> **Required work**
The string "EMPLOYEE" may appear in lines of the data; report how many lines contain it, with no other output.
─── Provided material ───
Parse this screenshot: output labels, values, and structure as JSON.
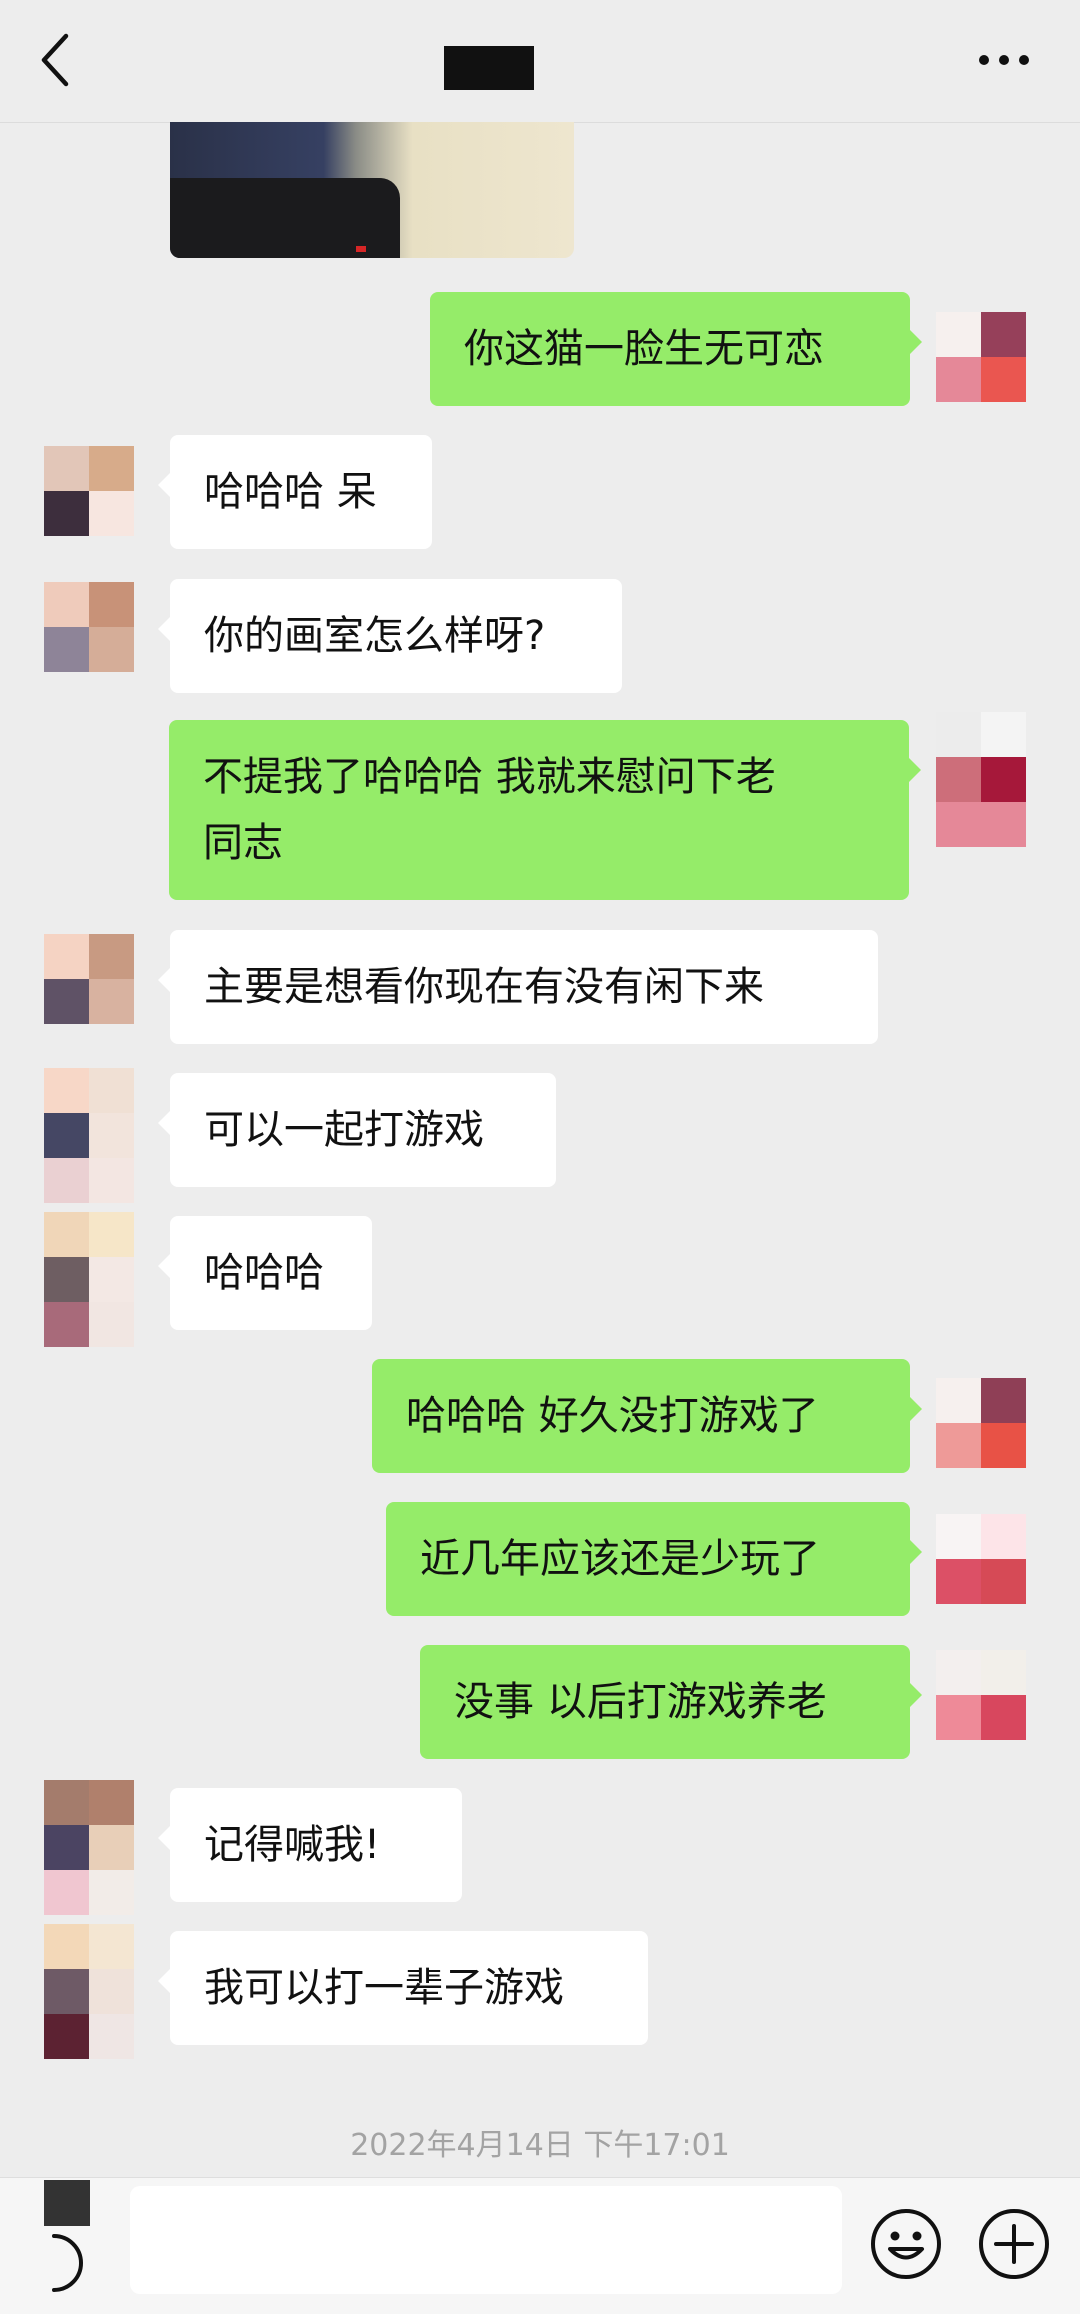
{
  "header": {
    "back_icon": "chevron-left-icon",
    "title_redacted": true,
    "more_icon": "ellipsis-icon"
  },
  "messages": [
    {
      "side": "out",
      "text": "你这猫一脸生无可恋"
    },
    {
      "side": "in",
      "text": "哈哈哈 呆"
    },
    {
      "side": "in",
      "text": "你的画室怎么样呀?"
    },
    {
      "side": "out",
      "text": "不提我了哈哈哈 我就来慰问下老\n同志"
    },
    {
      "side": "in",
      "text": "主要是想看你现在有没有闲下来"
    },
    {
      "side": "in",
      "text": "可以一起打游戏"
    },
    {
      "side": "in",
      "text": "哈哈哈"
    },
    {
      "side": "out",
      "text": "哈哈哈 好久没打游戏了"
    },
    {
      "side": "out",
      "text": "近几年应该还是少玩了"
    },
    {
      "side": "out",
      "text": "没事 以后打游戏养老"
    },
    {
      "side": "in",
      "text": "记得喊我!"
    },
    {
      "side": "in",
      "text": "我可以打一辈子游戏"
    }
  ],
  "timestamp": "2022年4月14日 下午17:01",
  "input_bar": {
    "voice_icon": "voice-icon",
    "input_value": "",
    "emoji_icon": "emoji-icon",
    "plus_icon": "plus-icon"
  },
  "colors": {
    "background": "#ededed",
    "bubble_out": "#95ec69",
    "bubble_in": "#ffffff"
  }
}
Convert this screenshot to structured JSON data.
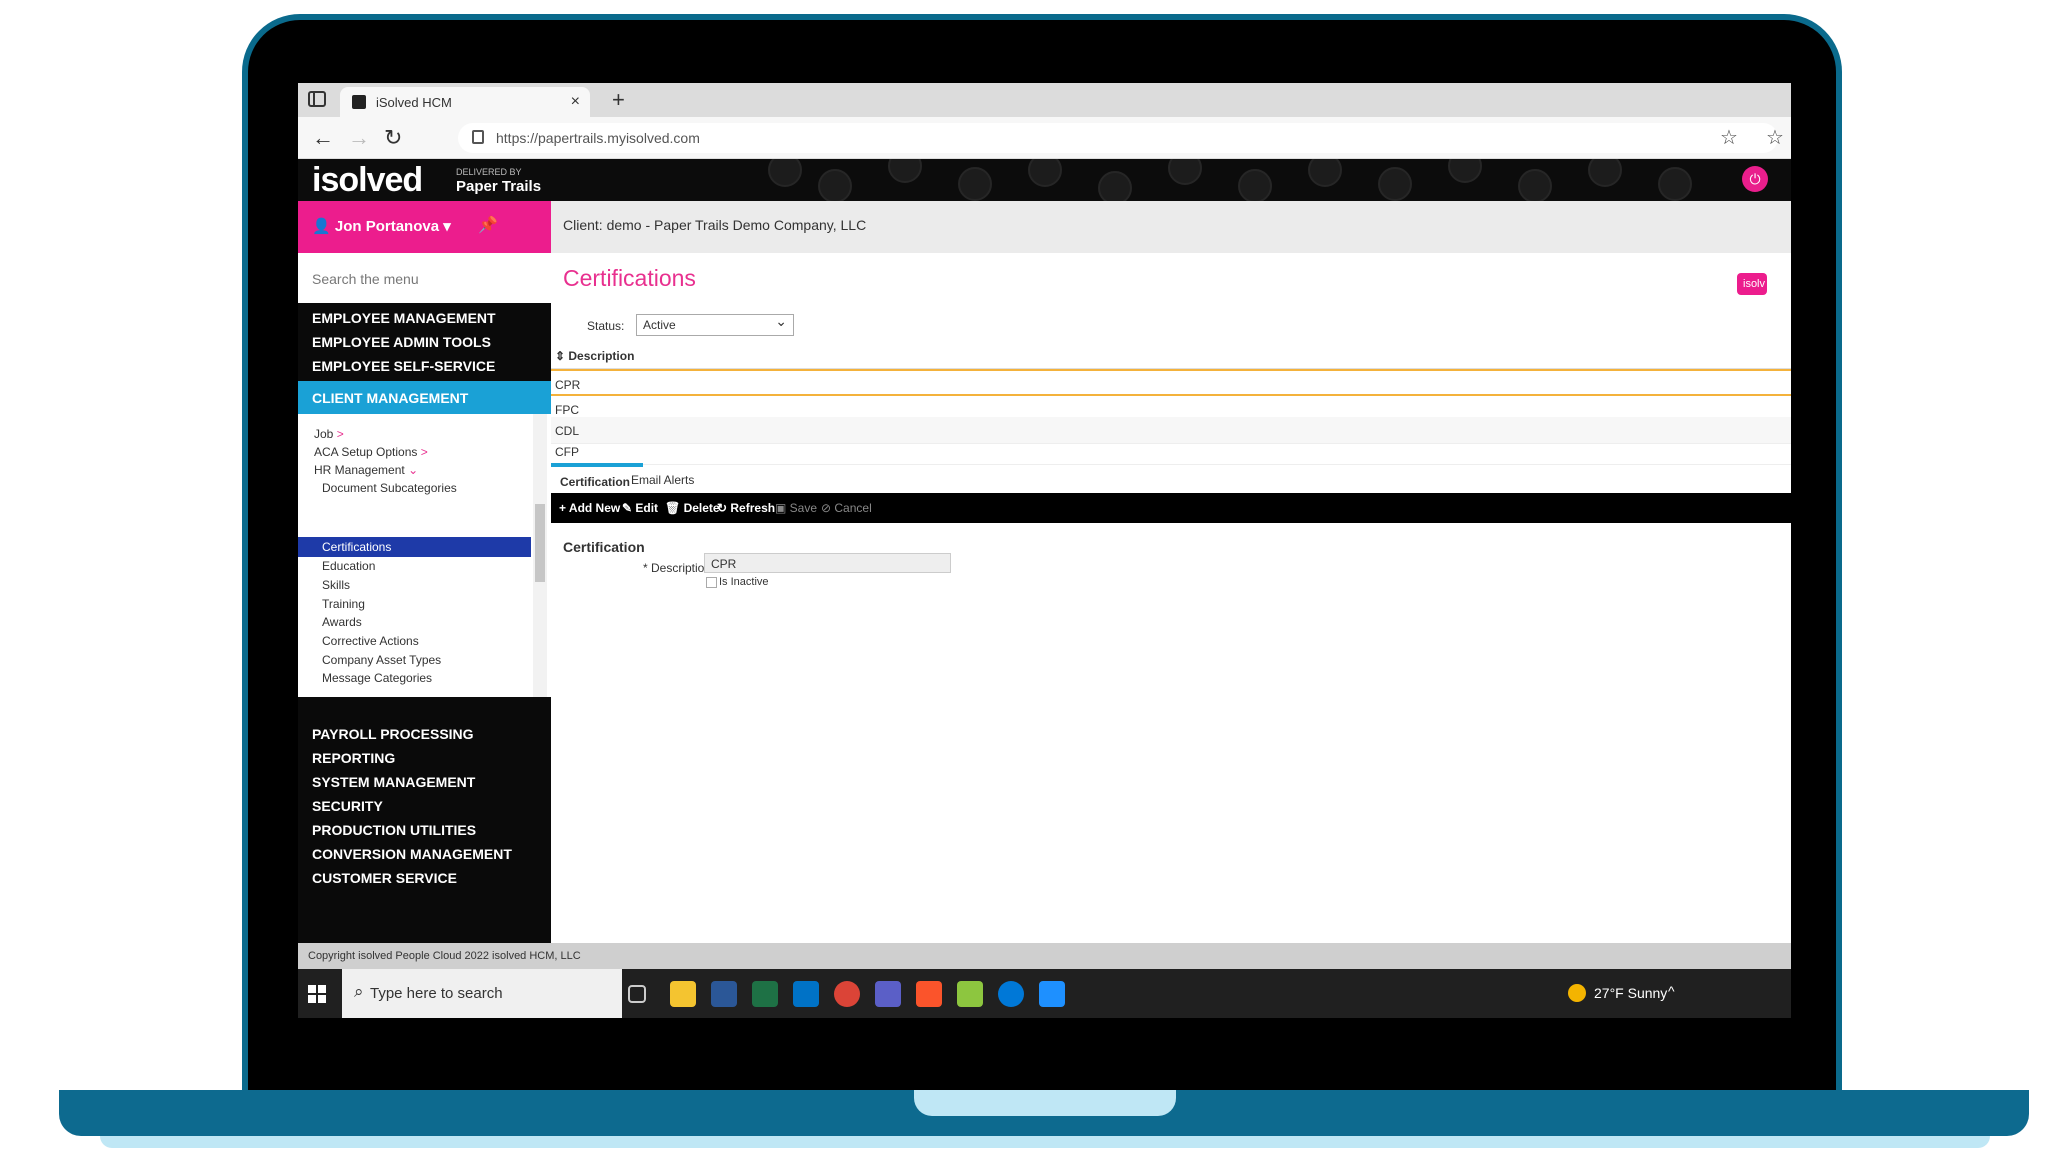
{
  "browser": {
    "tab_title": "iSolved HCM",
    "tab_close": "×",
    "new_tab": "+",
    "url": "https://papertrails.myisolved.com"
  },
  "header": {
    "logo": "isolved",
    "logo_sub_top": "DELIVERED BY",
    "logo_sub_bottom": "Paper Trails",
    "exit_label": "Ex"
  },
  "sidebar": {
    "user": "Jon Portanova ▾",
    "search_placeholder": "Search the menu",
    "top_items": [
      "EMPLOYEE MANAGEMENT",
      "EMPLOYEE ADMIN TOOLS",
      "EMPLOYEE SELF-SERVICE"
    ],
    "active_section": "CLIENT MANAGEMENT",
    "submenu": [
      {
        "label": "Job",
        "arrow": ">"
      },
      {
        "label": "ACA Setup Options",
        "arrow": ">"
      },
      {
        "label": "HR Management",
        "arrow": "⌄"
      },
      {
        "label": "Document Subcategories"
      },
      {
        "label": "Certifications"
      },
      {
        "label": "Education"
      },
      {
        "label": "Skills"
      },
      {
        "label": "Training"
      },
      {
        "label": "Awards"
      },
      {
        "label": "Corrective Actions"
      },
      {
        "label": "Company Asset Types"
      },
      {
        "label": "Message Categories"
      }
    ],
    "bottom_items": [
      "PAYROLL PROCESSING",
      "REPORTING",
      "SYSTEM MANAGEMENT",
      "SECURITY",
      "PRODUCTION UTILITIES",
      "CONVERSION MANAGEMENT",
      "CUSTOMER SERVICE"
    ]
  },
  "main": {
    "client": "Client: demo - Paper Trails Demo Company, LLC",
    "title": "Certifications",
    "badge": "isolv",
    "status_label": "Status:",
    "status_value": "Active",
    "grid_header": "⇕ Description",
    "rows": [
      "CPR",
      "FPC",
      "CDL",
      "CFP"
    ],
    "tabs": [
      "Certification",
      "Email Alerts"
    ],
    "toolbar": {
      "add": "+ Add New",
      "edit": "✎ Edit",
      "delete": "🗑 Delete",
      "refresh": "↻ Refresh",
      "save": "▣ Save",
      "cancel": "⊘ Cancel"
    },
    "form_title": "Certification",
    "desc_label": "* Description:",
    "desc_value": "CPR",
    "inactive_label": "Is Inactive"
  },
  "footer": "Copyright isolved People Cloud 2022 isolved HCM, LLC",
  "taskbar": {
    "search": "Type here to search",
    "weather": "27°F  Sunny",
    "tray": "^"
  }
}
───
> **Response**
3